> **Task to carry out**
In this exercise, return each entry exactly as given.
※ ※ ※
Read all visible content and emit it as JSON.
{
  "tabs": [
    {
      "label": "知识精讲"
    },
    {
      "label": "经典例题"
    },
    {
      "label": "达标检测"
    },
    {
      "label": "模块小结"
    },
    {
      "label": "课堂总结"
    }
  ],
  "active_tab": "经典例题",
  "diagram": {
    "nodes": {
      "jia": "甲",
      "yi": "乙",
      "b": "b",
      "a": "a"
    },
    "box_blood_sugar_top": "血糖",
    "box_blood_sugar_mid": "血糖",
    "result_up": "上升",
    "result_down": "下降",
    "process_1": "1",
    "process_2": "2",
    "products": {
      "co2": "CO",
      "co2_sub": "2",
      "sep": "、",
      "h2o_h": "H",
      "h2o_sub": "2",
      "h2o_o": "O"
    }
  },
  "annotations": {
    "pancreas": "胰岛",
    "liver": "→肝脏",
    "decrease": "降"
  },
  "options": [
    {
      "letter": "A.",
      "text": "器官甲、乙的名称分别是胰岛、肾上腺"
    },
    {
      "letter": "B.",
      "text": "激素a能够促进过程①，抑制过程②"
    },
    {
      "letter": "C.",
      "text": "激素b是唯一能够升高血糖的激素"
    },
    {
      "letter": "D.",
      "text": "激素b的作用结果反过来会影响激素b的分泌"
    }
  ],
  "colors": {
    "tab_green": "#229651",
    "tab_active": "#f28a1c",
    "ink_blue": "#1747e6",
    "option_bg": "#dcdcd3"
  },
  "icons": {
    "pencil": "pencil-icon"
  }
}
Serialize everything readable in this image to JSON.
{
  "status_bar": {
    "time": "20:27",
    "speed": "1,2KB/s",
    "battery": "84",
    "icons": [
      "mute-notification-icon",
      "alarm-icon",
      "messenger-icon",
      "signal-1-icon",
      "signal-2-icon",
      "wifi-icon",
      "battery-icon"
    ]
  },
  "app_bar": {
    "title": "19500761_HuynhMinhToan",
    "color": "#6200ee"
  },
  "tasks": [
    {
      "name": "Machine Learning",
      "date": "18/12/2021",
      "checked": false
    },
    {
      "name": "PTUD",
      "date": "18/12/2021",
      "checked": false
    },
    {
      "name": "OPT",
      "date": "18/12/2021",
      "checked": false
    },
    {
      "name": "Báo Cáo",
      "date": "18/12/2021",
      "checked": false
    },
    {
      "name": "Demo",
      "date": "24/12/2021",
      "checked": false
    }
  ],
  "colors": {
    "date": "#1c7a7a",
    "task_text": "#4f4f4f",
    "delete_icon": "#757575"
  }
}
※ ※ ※
> **Solution for this task**
Read all visible content and emit it as JSON.
{
  "tabs": [
    {
      "label": "知识精讲"
    },
    {
      "label": "经典例题"
    },
    {
      "label": "达标检测"
    },
    {
      "label": "模块小结"
    },
    {
      "label": "课堂总结"
    }
  ],
  "active_tab": "经典例题",
  "diagram": {
    "nodes": {
      "jia": "甲",
      "yi": "乙",
      "b": "b",
      "a": "a"
    },
    "box_blood_sugar_top": "血糖",
    "box_blood_sugar_mid": "血糖",
    "result_up": "上升",
    "result_down": "下降",
    "process_1": "1",
    "process_2": "2",
    "products": {
      "co2": "CO",
      "co2_sub": "2",
      "sep": "、",
      "h2o_h": "H",
      "h2o_sub": "2",
      "h2o_o": "O"
    }
  },
  "annotations": {
    "pancreas": "胰岛",
    "liver": "→肝脏",
    "decrease": "降"
  },
  "options": [
    {
      "letter": "A.",
      "text": "器官甲、乙的名称分别是胰岛、肾上腺"
    },
    {
      "letter": "B.",
      "text": "激素a能够促进过程①，抑制过程②"
    },
    {
      "letter": "C.",
      "text": "激素b是唯一能够升高血糖的激素"
    },
    {
      "letter": "D.",
      "text": "激素b的作用结果反过来会影响激素b的分泌"
    }
  ],
  "colors": {
    "tab_green": "#229651",
    "tab_active": "#f28a1c",
    "ink_blue": "#1747e6",
    "option_bg": "#dcdcd3"
  },
  "icons": {
    "pencil": "pencil-icon"
  }
}
Serialize everything readable in this image to JSON.
{
  "status_bar": {
    "time": "20:27",
    "speed": "1,2KB/s",
    "battery": "84",
    "icons": [
      "mute-notification-icon",
      "alarm-icon",
      "messenger-icon",
      "signal-1-icon",
      "signal-2-icon",
      "wifi-icon",
      "battery-icon"
    ]
  },
  "app_bar": {
    "title": "19500761_HuynhMinhToan",
    "color": "#6200ee"
  },
  "tasks": [
    {
      "name": "Machine Learning",
      "date": "18/12/2021",
      "checked": false
    },
    {
      "name": "PTUD",
      "date": "18/12/2021",
      "checked": false
    },
    {
      "name": "OPT",
      "date": "18/12/2021",
      "checked": false
    },
    {
      "name": "Báo Cáo",
      "date": "18/12/2021",
      "checked": false
    },
    {
      "name": "Demo",
      "date": "24/12/2021",
      "checked": false
    }
  ],
  "colors": {
    "date": "#1c7a7a",
    "task_text": "#4f4f4f",
    "delete_icon": "#757575"
  }
}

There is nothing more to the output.